═════ DATA SECTION

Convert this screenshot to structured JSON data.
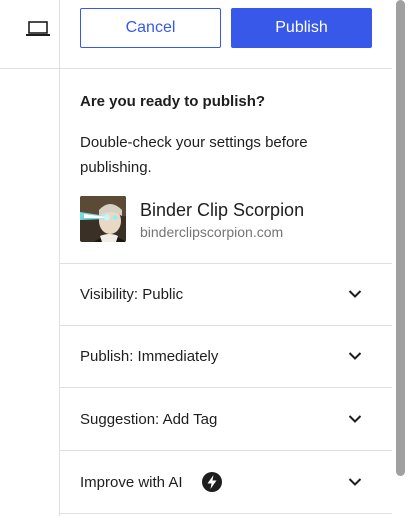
{
  "header": {
    "cancel_label": "Cancel",
    "publish_label": "Publish"
  },
  "prepublish": {
    "title": "Are you ready to publish?",
    "description": "Double-check your settings before publishing."
  },
  "site": {
    "name": "Binder Clip Scorpion",
    "url": "binderclipscorpion.com"
  },
  "panels": [
    {
      "label": "Visibility: Public",
      "icon": "chevron-down-icon"
    },
    {
      "label": "Publish: Immediately",
      "icon": "chevron-down-icon"
    },
    {
      "label": "Suggestion: Add Tag",
      "icon": "chevron-down-icon"
    },
    {
      "label": "Improve with AI",
      "icon": "chevron-down-icon",
      "badge_icon": "lightning-icon"
    }
  ],
  "colors": {
    "accent": "#3858e9",
    "text": "#1e1e1e",
    "muted": "#757575",
    "divider": "#e0e0e0"
  }
}
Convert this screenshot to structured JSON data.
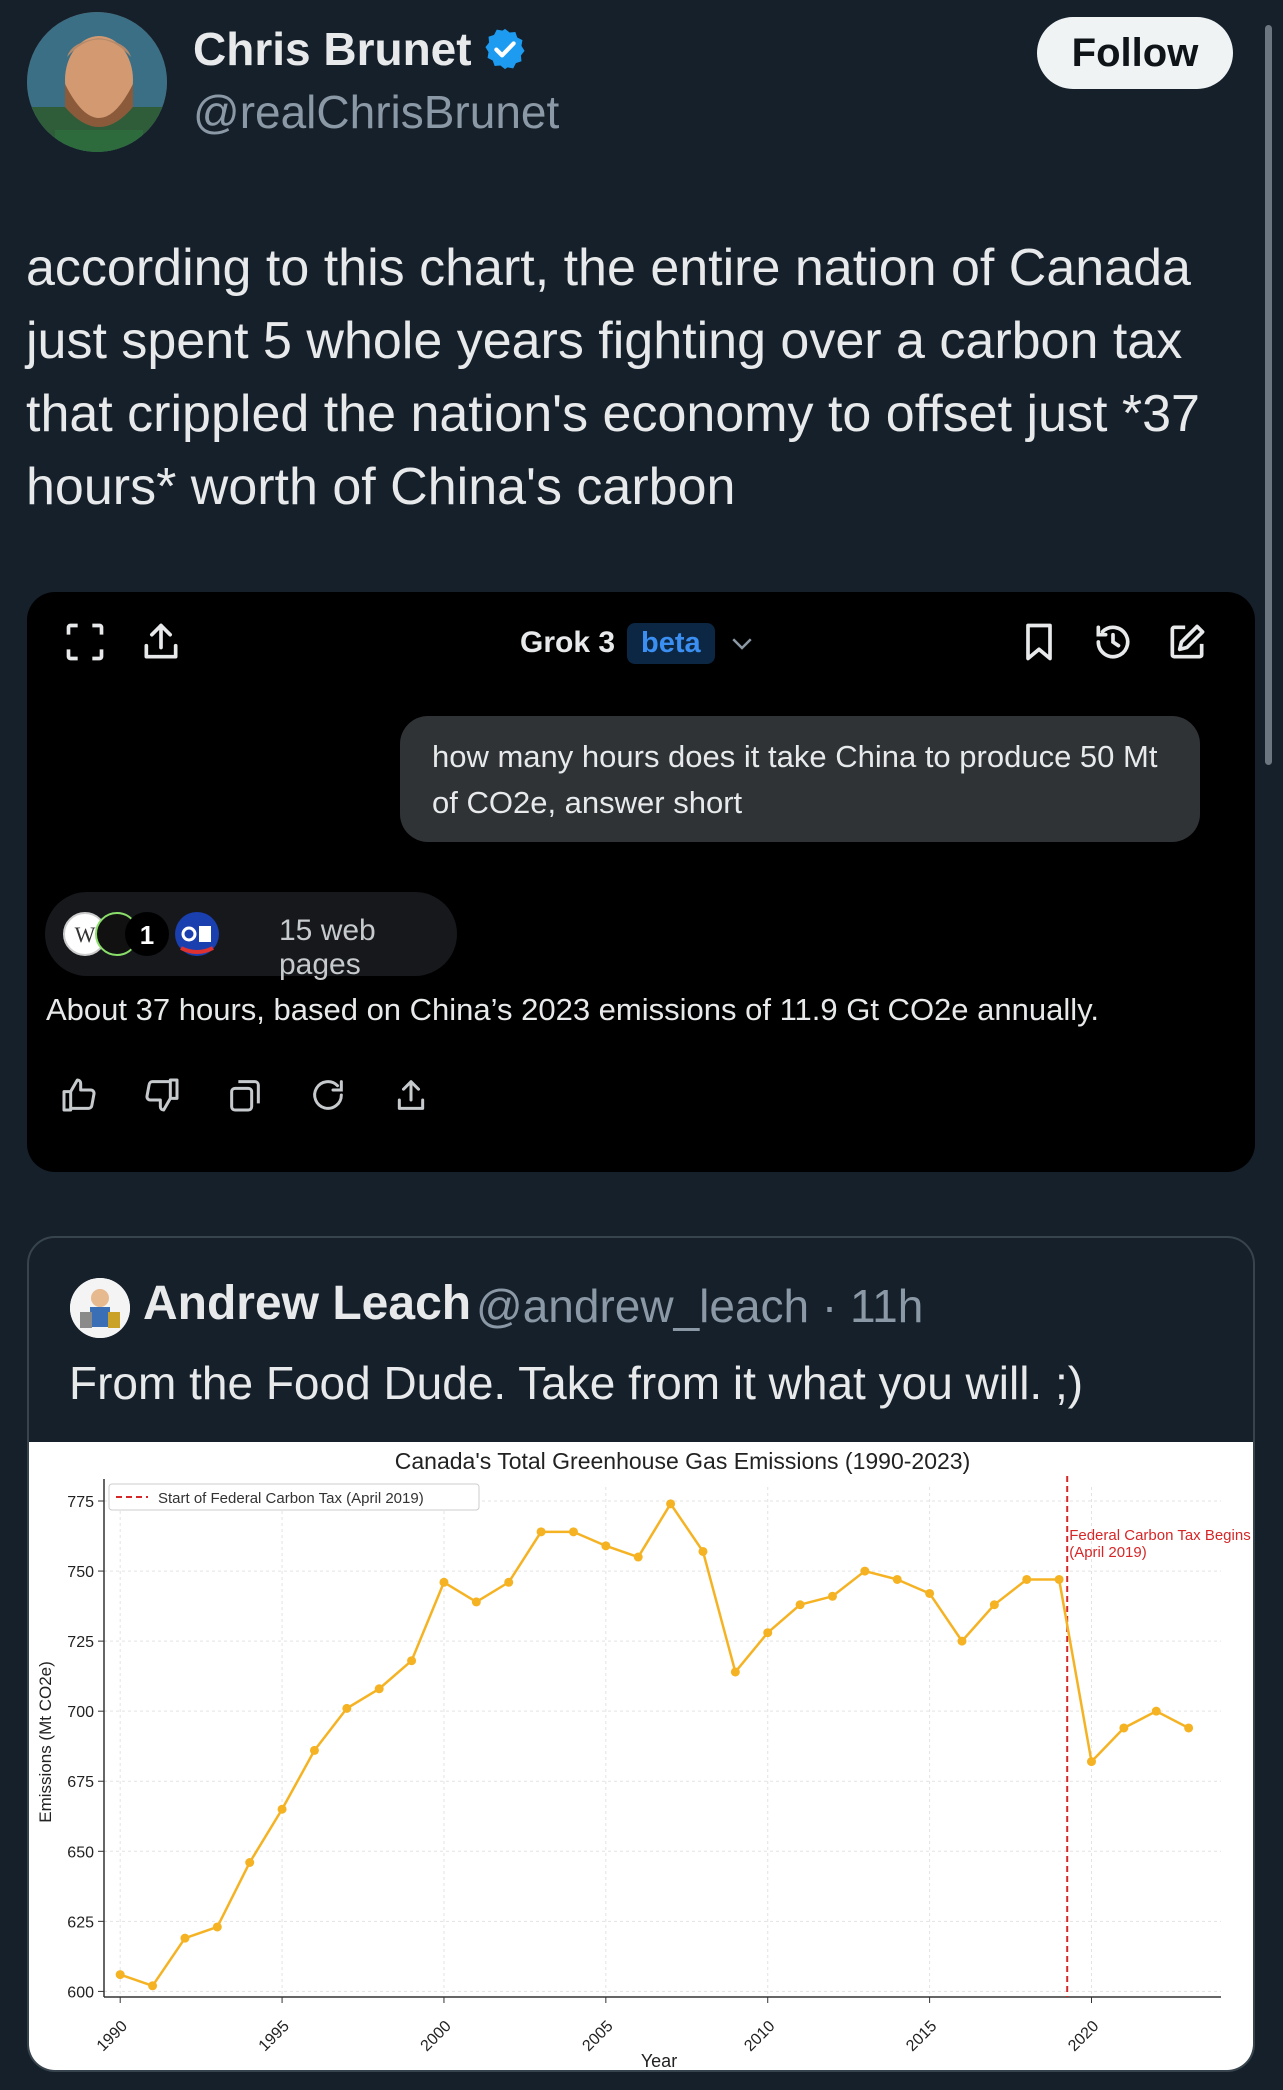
{
  "tweet": {
    "display_name": "Chris Brunet",
    "handle": "@realChrisBrunet",
    "follow_label": "Follow",
    "text": "according to this chart, the entire nation of Canada just spent 5 whole years fighting over a carbon tax that crippled the nation's economy to offset just *37 hours* worth of China's carbon"
  },
  "grok": {
    "title": "Grok 3",
    "badge": "beta",
    "user_message": "how many hours does it take China to produce 50 Mt of CO2e, answer short",
    "sources_label": "15 web pages",
    "answer": "About 37 hours, based on China’s 2023 emissions of 11.9 Gt CO2e annually.",
    "top_icons": [
      "expand-icon",
      "share-icon",
      "bookmark-icon",
      "history-icon",
      "edit-icon"
    ],
    "action_icons": [
      "thumbs-up-icon",
      "thumbs-down-icon",
      "copy-icon",
      "regenerate-icon",
      "share-icon"
    ]
  },
  "quote": {
    "display_name": "Andrew Leach",
    "handle_time": "@andrew_leach · 11h",
    "text": "From the Food Dude. Take from it what you will. ;)"
  },
  "colors": {
    "background": "#15202b",
    "verified": "#1d9bf0",
    "line": "#f5b324",
    "tax_line": "#d62728"
  },
  "chart_data": {
    "type": "line",
    "title": "Canada's Total Greenhouse Gas Emissions (1990-2023)",
    "xlabel": "Year",
    "ylabel": "Emissions (Mt CO2e)",
    "xlim": [
      1989.5,
      2024
    ],
    "ylim": [
      598,
      780
    ],
    "xticks": [
      1990,
      1995,
      2000,
      2005,
      2010,
      2015,
      2020
    ],
    "yticks": [
      600,
      625,
      650,
      675,
      700,
      725,
      750,
      775
    ],
    "grid": true,
    "legend": {
      "position": "top-left",
      "label": "Start of Federal Carbon Tax (April 2019)"
    },
    "annotation": {
      "x": 2019.25,
      "line1": "Federal Carbon Tax Begins",
      "line2": "(April 2019)"
    },
    "x": [
      1990,
      1991,
      1992,
      1993,
      1994,
      1995,
      1996,
      1997,
      1998,
      1999,
      2000,
      2001,
      2002,
      2003,
      2004,
      2005,
      2006,
      2007,
      2008,
      2009,
      2010,
      2011,
      2012,
      2013,
      2014,
      2015,
      2016,
      2017,
      2018,
      2019,
      2020,
      2021,
      2022,
      2023
    ],
    "values": [
      606,
      602,
      619,
      623,
      646,
      665,
      686,
      701,
      708,
      718,
      746,
      739,
      746,
      764,
      764,
      759,
      755,
      774,
      757,
      714,
      728,
      738,
      741,
      750,
      747,
      742,
      725,
      738,
      747,
      747,
      682,
      694,
      700,
      694
    ]
  }
}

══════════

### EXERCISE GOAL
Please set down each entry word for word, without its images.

### COMPLETED TASK
Convert this screenshot to structured JSON data.
{
  "header": {
    "cancel_label": "Cancel",
    "publish_label": "Publish"
  },
  "prepublish": {
    "title": "Are you ready to publish?",
    "description": "Double-check your settings before publishing."
  },
  "site": {
    "name": "Binder Clip Scorpion",
    "url": "binderclipscorpion.com"
  },
  "panels": [
    {
      "label": "Visibility: Public",
      "icon": "chevron-down-icon"
    },
    {
      "label": "Publish: Immediately",
      "icon": "chevron-down-icon"
    },
    {
      "label": "Suggestion: Add Tag",
      "icon": "chevron-down-icon"
    },
    {
      "label": "Improve with AI",
      "icon": "chevron-down-icon",
      "badge_icon": "lightning-icon"
    }
  ],
  "colors": {
    "accent": "#3858e9",
    "text": "#1e1e1e",
    "muted": "#757575",
    "divider": "#e0e0e0"
  }
}
Convert this screenshot to structured JSON data.
{
  "tweet": {
    "display_name": "Chris Brunet",
    "handle": "@realChrisBrunet",
    "follow_label": "Follow",
    "text": "according to this chart, the entire nation of Canada just spent 5 whole years fighting over a carbon tax that crippled the nation's economy to offset just *37 hours* worth of China's carbon"
  },
  "grok": {
    "title": "Grok 3",
    "badge": "beta",
    "user_message": "how many hours does it take China to produce 50 Mt of CO2e, answer short",
    "sources_label": "15 web pages",
    "answer": "About 37 hours, based on China’s 2023 emissions of 11.9 Gt CO2e annually.",
    "top_icons": [
      "expand-icon",
      "share-icon",
      "bookmark-icon",
      "history-icon",
      "edit-icon"
    ],
    "action_icons": [
      "thumbs-up-icon",
      "thumbs-down-icon",
      "copy-icon",
      "regenerate-icon",
      "share-icon"
    ]
  },
  "quote": {
    "display_name": "Andrew Leach",
    "handle_time": "@andrew_leach · 11h",
    "text": "From the Food Dude. Take from it what you will. ;)"
  },
  "colors": {
    "background": "#15202b",
    "verified": "#1d9bf0",
    "line": "#f5b324",
    "tax_line": "#d62728"
  },
  "chart_data": {
    "type": "line",
    "title": "Canada's Total Greenhouse Gas Emissions (1990-2023)",
    "xlabel": "Year",
    "ylabel": "Emissions (Mt CO2e)",
    "xlim": [
      1989.5,
      2024
    ],
    "ylim": [
      598,
      780
    ],
    "xticks": [
      1990,
      1995,
      2000,
      2005,
      2010,
      2015,
      2020
    ],
    "yticks": [
      600,
      625,
      650,
      675,
      700,
      725,
      750,
      775
    ],
    "grid": true,
    "legend": {
      "position": "top-left",
      "label": "Start of Federal Carbon Tax (April 2019)"
    },
    "annotation": {
      "x": 2019.25,
      "line1": "Federal Carbon Tax Begins",
      "line2": "(April 2019)"
    },
    "x": [
      1990,
      1991,
      1992,
      1993,
      1994,
      1995,
      1996,
      1997,
      1998,
      1999,
      2000,
      2001,
      2002,
      2003,
      2004,
      2005,
      2006,
      2007,
      2008,
      2009,
      2010,
      2011,
      2012,
      2013,
      2014,
      2015,
      2016,
      2017,
      2018,
      2019,
      2020,
      2021,
      2022,
      2023
    ],
    "values": [
      606,
      602,
      619,
      623,
      646,
      665,
      686,
      701,
      708,
      718,
      746,
      739,
      746,
      764,
      764,
      759,
      755,
      774,
      757,
      714,
      728,
      738,
      741,
      750,
      747,
      742,
      725,
      738,
      747,
      747,
      682,
      694,
      700,
      694
    ]
  }
}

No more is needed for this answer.